Monday, October 22, 2018

The High Cost of Halloween

No one would ask a public school teacher to work on Christmas. It's a holiday.

Except if you're a Pagan, the holiday is December 21, and we're always still in school on that day.

For me, it gets worse.

As a Pagan, I need to take off work on Samhain.

Now, if I was a Pagan student, I would get the day off with no penalties. Teachers don't get that opportunity. If I want to celebrate the most important holy day on my yearly calendar, I have to lose either a sick day or a personal day.

So, what's the big deal about calling out sick on Halloween? Well, I did a little bit of math. For my first eight years of teaching, I am in a pool where I will be compensated $70 per day for unused sick or personal days. I have taken off Samhain (either one or two days, or one-and-a-half days) every year since I started teaching. Eight years, $70 per year ... That's $560. Throw in Imbolc, which I also take off every year, and the pot jumps to $1120.

Where's that war on Christianity that the moron Sessions is crowing about?

This looks to me like discrimination.

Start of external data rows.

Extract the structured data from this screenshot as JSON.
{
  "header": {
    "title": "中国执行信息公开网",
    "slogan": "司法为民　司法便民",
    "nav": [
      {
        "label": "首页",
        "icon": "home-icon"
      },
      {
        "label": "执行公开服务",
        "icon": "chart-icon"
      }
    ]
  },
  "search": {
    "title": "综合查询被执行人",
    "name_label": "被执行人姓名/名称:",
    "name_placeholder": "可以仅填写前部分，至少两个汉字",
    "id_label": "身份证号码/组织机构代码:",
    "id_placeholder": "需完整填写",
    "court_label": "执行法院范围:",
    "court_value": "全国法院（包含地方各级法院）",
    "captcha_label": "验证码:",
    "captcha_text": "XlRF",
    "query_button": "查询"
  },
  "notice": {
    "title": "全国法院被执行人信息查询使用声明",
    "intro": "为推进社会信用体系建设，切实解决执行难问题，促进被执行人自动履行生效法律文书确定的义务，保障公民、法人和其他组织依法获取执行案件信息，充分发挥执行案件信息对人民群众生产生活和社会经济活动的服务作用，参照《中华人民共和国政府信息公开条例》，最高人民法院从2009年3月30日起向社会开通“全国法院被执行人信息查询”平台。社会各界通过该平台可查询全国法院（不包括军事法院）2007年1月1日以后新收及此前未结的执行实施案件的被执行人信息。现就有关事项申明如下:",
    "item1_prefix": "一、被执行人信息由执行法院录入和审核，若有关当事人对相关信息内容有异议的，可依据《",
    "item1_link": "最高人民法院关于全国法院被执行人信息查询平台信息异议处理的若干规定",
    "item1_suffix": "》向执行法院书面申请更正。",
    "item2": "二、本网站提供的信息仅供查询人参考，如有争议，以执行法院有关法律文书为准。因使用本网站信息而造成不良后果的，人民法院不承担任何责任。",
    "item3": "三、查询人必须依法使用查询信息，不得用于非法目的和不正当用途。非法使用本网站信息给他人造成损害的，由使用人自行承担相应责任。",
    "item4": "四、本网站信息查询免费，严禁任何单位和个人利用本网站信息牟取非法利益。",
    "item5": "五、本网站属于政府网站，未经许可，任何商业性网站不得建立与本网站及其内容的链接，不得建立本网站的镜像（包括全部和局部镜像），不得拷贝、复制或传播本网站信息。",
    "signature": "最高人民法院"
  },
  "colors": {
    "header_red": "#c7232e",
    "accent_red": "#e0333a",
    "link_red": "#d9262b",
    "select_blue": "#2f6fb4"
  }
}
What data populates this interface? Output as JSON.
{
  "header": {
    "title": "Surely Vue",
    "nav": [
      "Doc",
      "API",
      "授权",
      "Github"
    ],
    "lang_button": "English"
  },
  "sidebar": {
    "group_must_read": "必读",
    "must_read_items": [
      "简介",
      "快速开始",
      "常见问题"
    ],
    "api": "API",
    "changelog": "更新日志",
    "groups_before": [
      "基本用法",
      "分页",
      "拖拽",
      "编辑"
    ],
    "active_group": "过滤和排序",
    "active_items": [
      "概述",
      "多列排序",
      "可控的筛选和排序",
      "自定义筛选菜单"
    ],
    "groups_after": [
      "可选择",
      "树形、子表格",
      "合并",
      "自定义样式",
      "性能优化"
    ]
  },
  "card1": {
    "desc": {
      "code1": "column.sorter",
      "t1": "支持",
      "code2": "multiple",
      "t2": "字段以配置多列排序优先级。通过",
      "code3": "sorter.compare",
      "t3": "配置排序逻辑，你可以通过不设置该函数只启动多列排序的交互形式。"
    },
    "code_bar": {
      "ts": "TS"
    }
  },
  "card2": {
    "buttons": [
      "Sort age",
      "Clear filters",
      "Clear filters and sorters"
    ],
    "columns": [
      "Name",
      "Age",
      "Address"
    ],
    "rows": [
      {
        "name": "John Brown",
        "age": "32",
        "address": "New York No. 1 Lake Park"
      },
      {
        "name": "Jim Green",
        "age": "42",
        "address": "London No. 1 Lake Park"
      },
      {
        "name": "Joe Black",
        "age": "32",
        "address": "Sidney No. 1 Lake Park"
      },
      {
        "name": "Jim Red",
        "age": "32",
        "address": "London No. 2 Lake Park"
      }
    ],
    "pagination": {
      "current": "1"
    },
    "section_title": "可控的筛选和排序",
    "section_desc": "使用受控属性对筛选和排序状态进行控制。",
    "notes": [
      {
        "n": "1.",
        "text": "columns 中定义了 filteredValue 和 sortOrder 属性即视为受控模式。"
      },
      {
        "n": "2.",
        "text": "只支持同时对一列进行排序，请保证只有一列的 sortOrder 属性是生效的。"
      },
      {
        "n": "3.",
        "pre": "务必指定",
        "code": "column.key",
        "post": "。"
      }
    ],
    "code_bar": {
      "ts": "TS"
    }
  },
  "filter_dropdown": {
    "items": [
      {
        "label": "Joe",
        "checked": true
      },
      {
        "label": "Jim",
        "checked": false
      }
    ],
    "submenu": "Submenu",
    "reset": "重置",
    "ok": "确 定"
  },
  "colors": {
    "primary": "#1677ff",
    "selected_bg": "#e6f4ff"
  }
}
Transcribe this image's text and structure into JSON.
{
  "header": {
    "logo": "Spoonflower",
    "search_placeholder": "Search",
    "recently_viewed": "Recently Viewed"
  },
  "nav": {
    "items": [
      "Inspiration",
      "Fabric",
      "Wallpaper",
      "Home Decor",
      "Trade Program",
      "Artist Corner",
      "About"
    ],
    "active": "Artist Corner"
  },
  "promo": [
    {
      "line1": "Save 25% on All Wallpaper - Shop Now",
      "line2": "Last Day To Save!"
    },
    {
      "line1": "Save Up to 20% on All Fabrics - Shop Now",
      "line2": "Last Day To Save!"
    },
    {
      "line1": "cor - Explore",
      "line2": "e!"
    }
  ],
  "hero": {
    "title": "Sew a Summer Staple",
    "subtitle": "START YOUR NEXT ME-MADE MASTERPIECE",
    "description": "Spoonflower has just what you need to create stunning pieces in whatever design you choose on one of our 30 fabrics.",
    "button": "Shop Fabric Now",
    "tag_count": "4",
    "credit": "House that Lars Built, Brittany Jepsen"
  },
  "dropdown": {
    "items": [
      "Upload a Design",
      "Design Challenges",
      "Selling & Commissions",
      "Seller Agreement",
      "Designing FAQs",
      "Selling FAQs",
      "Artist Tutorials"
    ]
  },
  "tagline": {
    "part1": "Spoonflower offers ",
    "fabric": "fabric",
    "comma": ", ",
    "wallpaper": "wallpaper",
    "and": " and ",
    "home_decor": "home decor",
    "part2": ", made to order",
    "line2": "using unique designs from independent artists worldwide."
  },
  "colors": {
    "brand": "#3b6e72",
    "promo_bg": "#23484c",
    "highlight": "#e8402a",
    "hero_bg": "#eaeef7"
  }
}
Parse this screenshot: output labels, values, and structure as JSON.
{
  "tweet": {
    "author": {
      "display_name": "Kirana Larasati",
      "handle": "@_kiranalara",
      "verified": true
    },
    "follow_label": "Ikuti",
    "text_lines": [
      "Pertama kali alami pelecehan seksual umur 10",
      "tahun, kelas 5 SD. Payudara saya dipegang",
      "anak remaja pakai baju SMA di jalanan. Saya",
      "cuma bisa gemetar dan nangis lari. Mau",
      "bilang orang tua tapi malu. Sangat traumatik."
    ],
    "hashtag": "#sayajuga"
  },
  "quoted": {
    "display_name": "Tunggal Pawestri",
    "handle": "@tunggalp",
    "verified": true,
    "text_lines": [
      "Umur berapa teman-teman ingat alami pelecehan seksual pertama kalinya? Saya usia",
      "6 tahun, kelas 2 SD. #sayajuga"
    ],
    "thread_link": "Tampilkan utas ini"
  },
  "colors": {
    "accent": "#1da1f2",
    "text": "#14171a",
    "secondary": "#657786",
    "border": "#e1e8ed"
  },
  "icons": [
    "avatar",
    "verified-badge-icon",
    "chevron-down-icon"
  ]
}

Trust me, I'm watching our political events very closely, because I am ready to sue for that entire $1120 if the Christians push too hard on, say, something ridiculous like prayer in school.

Just for the record, I would be very willing and able to come to school on Christmas and teach a full day.


anne marie in philly said...

the one jewish person and the one hindu person at my small office take a vacation day for their religious holidays. I have no religion, so I use my vacation days for days off work. that sux that you can't take your religious holidays off. :(

Debra She Who Seeks said...

Yes, if things were equitable, everyone would get, say, four unspecified days per year that could be taken off without penalty for spiritual reasons (or for those with no religion, for any reason they feel like).

Janie Junebug said...

We have paid time off that we can take without giving a reason.